Exercise aim – Search the records below for "text"; copy each line that has it.

** Available data follows **

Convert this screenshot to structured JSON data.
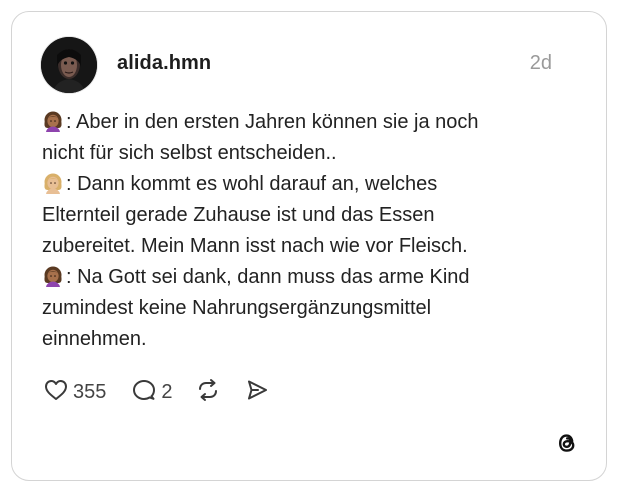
{
  "post": {
    "username": "alida.hmn",
    "timestamp": "2d",
    "lines": [
      {
        "speaker": "woman-brown",
        "text": ": Aber in den ersten Jahren können sie ja noch"
      },
      {
        "speaker": "",
        "text": "nicht für sich selbst entscheiden.."
      },
      {
        "speaker": "woman-blonde",
        "text": ": Dann kommt es wohl darauf an, welches"
      },
      {
        "speaker": "",
        "text": "Elternteil gerade Zuhause ist und das Essen"
      },
      {
        "speaker": "",
        "text": "zubereitet. Mein Mann isst nach wie vor Fleisch."
      },
      {
        "speaker": "woman-brown",
        "text": ": Na Gott sei dank, dann muss das arme Kind"
      },
      {
        "speaker": "",
        "text": "zumindest keine Nahrungsergänzungsmittel"
      },
      {
        "speaker": "",
        "text": "einnehmen."
      }
    ]
  },
  "actions": {
    "likes": "355",
    "replies": "2"
  },
  "icons": {
    "like": "heart-icon",
    "reply": "reply-bubble-icon",
    "repost": "repost-icon",
    "share": "send-icon",
    "brand": "threads-logo-icon"
  }
}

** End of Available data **

Output of the exercise –
        "text": ": Aber in den ersten Jahren können sie ja noch"
        "text": "nicht für sich selbst entscheiden.."
        "text": ": Dann kommt es wohl darauf an, welches"
        "text": "Elternteil gerade Zuhause ist und das Essen"
        "text": "zubereitet. Mein Mann isst nach wie vor Fleisch."
        "text": ": Na Gott sei dank, dann muss das arme Kind"
        "text": "zumindest keine Nahrungsergänzungsmittel"
        "text": "einnehmen."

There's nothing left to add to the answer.